different from the situation in a contract of sale, where non-payment of the price is a negative resolutory condition. The effects in law are not identical. In a contract of sale, the vendor has lost ownership of the thing sold and cannot recover it, unless the contract of sale is rescinded and set aside. In a contract to sell, however, the vendor remains the owner for as long as the vendee has not complied fully with the condition of paying the purchase price. If the vendor should eject the vendee for failure to meet the condition precedent, he is enforcing the contract and not rescinding it. When the petitioners in the instant case repossessed the disputed house and lot for failure of private respondents to pay the purchase price in full, they were merely enforcing the contract and not rescinding it. As petitioners correctly point out, the Court of Appeals erred when it ruled that petitioners should have judicially rescinded the contract pursuant to Articles 1592 and 1191 of the Civil Code. Article 1592 speaks of non-payment of the purchase price as a resolutory condition. It does not apply to a contract to sell. As to Article 1191, it is subordinated to the provisions of Article 1592 when applied to sales of immovable property. Neither provision is applicable in the present case. Applying the above jurisprudence, we hold that when Rodolfo failed to fully pay the purchase price, the contract to sell was deemed terminated or cancelled. As we have held in Chua v. Court of Appeals, "[s]ince the agreement . . . is a mere contract to sell, the full payment of the purchase price partakes of a suspensive condition. The non-fulfillment of the condition prevents the obligation to sell from arising and ownership is retained by the seller without further remedies by the buyer." Similarly, we held in Reyes v. Tuparan that "petitioner's obligation to sell the subject properties becomes demandable only upon the happening of the positive suspensive condition, which is the respondent's full payment of the purchase price. Without respondent's full payment, there can be no breach of contract to speak of because petitioner has no obligation yet to turn over the title. Respondent's failure to pay in full * the purchase price in full is not the breach of contract contemplated under Article 1191 of the New Civil Code but rather just an event that prevents the petitioner from being bound to convey title to respondent." Otherwise stated, Rodolfo has no right to compel Nicolas to transfer ownership to him because he failed to pay in full the purchase price. Correlatively, Nicolas has no obligation to transfer his ownership over his share in the Diego Building to Rodolfo. Thus, it was erroneous for the CA to rule that Nicolas should have filed a case to fix the period for Rodolfo's payment of the balance of the purchase price.

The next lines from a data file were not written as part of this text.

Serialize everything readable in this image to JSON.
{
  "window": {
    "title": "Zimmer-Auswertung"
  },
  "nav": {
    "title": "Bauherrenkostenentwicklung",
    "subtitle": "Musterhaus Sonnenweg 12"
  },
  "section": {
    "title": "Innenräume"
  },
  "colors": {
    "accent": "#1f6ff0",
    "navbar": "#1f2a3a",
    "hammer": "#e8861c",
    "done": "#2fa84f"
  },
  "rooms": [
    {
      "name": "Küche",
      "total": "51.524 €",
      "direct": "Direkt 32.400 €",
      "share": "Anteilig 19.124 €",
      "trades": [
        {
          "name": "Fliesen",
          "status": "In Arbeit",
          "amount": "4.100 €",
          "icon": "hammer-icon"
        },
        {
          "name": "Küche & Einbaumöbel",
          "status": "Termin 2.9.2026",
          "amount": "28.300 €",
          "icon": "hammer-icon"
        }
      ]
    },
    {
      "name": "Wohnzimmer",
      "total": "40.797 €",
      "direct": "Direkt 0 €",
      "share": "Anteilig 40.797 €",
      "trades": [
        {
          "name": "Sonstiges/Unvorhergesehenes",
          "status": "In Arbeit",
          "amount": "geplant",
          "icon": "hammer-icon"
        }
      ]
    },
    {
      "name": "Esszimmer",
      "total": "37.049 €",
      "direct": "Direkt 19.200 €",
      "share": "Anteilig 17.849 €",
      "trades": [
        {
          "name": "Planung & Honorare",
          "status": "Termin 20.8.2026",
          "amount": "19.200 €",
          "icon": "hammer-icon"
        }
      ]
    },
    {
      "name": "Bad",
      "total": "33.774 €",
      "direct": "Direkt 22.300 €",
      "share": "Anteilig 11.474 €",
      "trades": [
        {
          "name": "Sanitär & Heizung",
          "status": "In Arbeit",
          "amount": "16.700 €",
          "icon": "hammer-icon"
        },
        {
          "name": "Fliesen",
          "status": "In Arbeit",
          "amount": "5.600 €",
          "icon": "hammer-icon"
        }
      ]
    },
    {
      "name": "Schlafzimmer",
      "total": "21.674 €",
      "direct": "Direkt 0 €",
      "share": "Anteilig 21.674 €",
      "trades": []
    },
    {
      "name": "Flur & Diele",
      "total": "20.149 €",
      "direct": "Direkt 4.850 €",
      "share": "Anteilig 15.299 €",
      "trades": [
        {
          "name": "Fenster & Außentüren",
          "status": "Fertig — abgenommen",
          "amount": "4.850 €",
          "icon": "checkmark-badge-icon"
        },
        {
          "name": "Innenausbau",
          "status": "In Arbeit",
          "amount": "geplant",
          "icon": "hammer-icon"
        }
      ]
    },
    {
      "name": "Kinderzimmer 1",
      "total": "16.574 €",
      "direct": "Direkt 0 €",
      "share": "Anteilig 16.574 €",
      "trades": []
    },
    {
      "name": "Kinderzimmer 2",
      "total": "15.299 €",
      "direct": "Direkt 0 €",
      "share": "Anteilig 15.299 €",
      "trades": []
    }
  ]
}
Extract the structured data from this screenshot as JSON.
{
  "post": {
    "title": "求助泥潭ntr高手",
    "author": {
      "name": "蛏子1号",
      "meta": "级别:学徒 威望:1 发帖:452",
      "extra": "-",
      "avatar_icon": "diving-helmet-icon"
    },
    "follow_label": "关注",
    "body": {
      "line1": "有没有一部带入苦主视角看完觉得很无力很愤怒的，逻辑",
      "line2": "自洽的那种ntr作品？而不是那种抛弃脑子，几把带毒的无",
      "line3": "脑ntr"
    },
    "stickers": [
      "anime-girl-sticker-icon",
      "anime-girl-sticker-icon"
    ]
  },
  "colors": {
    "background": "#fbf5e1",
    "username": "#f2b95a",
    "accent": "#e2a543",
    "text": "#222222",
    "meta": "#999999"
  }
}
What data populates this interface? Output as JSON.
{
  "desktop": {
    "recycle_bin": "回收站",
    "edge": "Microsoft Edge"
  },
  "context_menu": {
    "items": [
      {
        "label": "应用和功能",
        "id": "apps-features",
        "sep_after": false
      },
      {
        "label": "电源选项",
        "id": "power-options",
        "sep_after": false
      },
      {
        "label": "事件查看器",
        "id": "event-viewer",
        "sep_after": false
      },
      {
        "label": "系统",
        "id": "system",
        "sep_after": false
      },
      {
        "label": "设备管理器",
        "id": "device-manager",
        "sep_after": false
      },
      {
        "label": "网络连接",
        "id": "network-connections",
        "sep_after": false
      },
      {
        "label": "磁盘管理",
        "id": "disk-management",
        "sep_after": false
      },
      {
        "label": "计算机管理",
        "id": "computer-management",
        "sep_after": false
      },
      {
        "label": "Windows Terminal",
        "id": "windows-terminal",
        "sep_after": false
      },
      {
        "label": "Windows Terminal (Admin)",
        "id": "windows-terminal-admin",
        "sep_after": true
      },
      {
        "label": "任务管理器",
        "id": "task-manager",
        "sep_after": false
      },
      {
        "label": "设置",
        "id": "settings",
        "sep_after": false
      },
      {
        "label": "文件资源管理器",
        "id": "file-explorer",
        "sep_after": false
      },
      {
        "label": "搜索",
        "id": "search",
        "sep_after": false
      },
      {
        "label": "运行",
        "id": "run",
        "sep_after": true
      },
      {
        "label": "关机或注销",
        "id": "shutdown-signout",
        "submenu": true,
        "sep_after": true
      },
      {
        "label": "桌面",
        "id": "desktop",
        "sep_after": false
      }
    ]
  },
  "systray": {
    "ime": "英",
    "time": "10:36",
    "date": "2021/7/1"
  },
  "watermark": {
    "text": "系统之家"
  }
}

It was not Nicolas's obligation to compel Rodolfo to pay the balance; it was Rodolfo's duty to remit it. WHEREFORE, premises considered, the Petition is GRANTED. The June 29, 2007 Decision and October 3, 2007 Resolution of the Court of Appeals in CA-G.R. CV No. 86512, and the April 19, 2005 Decision of the Dagupan City Regional Trial Court, Branch 40 in Civil Case No. 99-02971-D, are hereby ANNULLED and SET ASIDE.